But occasionally the tables are turned, and it's the purchaser using his advanced weirdness to screw over the seller. It turns out that all you need is a strange enough hobby and an advanced understanding of science. For instance, in 2008 an entomologist in London named Dr. Richard Harrington bought an amber sample from Lithuania for about $30 dollars. He was interested in seeing what was inside because he'd worked with a "team of people involved in monitoring and forecasting aphids," while the seller was presumably interested in buying lunch because some nerdy d*****t collects dirty, dried tree sap.
"Jurassic Park was such a blessing to my industry."
When the amber arrived, Harrington cracked it open to find an unknown species of aphid 40 to 50 million years old, at which point his pleated slacks erupted with a boner the size of Sir Richard Attenborough's cane in Jurassic Park.
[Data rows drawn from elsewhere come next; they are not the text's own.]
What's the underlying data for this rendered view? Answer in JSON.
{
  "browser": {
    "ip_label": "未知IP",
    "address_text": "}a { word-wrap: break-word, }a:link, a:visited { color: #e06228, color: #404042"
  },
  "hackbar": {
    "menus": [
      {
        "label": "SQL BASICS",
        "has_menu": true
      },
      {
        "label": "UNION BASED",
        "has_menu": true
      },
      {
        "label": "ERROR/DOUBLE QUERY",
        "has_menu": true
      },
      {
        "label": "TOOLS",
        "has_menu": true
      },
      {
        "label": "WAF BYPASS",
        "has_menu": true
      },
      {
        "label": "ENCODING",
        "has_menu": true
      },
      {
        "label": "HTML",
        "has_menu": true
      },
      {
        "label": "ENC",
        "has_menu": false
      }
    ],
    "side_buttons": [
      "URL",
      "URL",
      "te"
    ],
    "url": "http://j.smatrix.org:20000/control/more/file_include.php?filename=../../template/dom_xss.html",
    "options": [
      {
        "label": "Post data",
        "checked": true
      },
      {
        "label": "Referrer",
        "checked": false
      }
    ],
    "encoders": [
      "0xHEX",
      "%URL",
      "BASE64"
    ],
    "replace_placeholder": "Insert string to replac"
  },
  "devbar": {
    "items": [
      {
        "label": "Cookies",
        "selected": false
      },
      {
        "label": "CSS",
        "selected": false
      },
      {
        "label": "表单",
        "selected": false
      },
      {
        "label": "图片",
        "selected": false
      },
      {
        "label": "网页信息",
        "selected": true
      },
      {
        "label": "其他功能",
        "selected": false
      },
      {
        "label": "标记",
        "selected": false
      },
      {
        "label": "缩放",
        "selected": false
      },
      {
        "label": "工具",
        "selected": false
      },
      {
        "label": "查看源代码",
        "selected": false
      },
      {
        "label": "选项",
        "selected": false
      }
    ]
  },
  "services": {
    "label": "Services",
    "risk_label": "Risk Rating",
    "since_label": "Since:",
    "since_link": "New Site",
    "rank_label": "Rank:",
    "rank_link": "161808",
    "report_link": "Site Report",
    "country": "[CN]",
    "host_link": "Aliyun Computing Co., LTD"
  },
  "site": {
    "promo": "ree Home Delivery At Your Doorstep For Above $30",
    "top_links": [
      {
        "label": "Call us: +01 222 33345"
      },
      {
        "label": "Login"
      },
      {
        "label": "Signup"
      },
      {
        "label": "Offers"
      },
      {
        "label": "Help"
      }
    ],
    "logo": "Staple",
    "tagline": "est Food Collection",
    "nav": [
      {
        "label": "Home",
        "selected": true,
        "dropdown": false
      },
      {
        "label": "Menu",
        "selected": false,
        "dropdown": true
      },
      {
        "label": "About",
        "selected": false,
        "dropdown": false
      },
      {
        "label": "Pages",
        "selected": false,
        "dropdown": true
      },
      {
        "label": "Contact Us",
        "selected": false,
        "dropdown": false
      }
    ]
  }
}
Grateful to the auction website for his scientific discovery, he tried to name the aphid Mindarus ebayi after eBay. Fortunately, because of his fellow scientists' outrage at the suggestion, he just named it Mindarus harringtoni after himself.
"Look, man, you can name your kids whatever you want, but you show this insect some f*****g respect."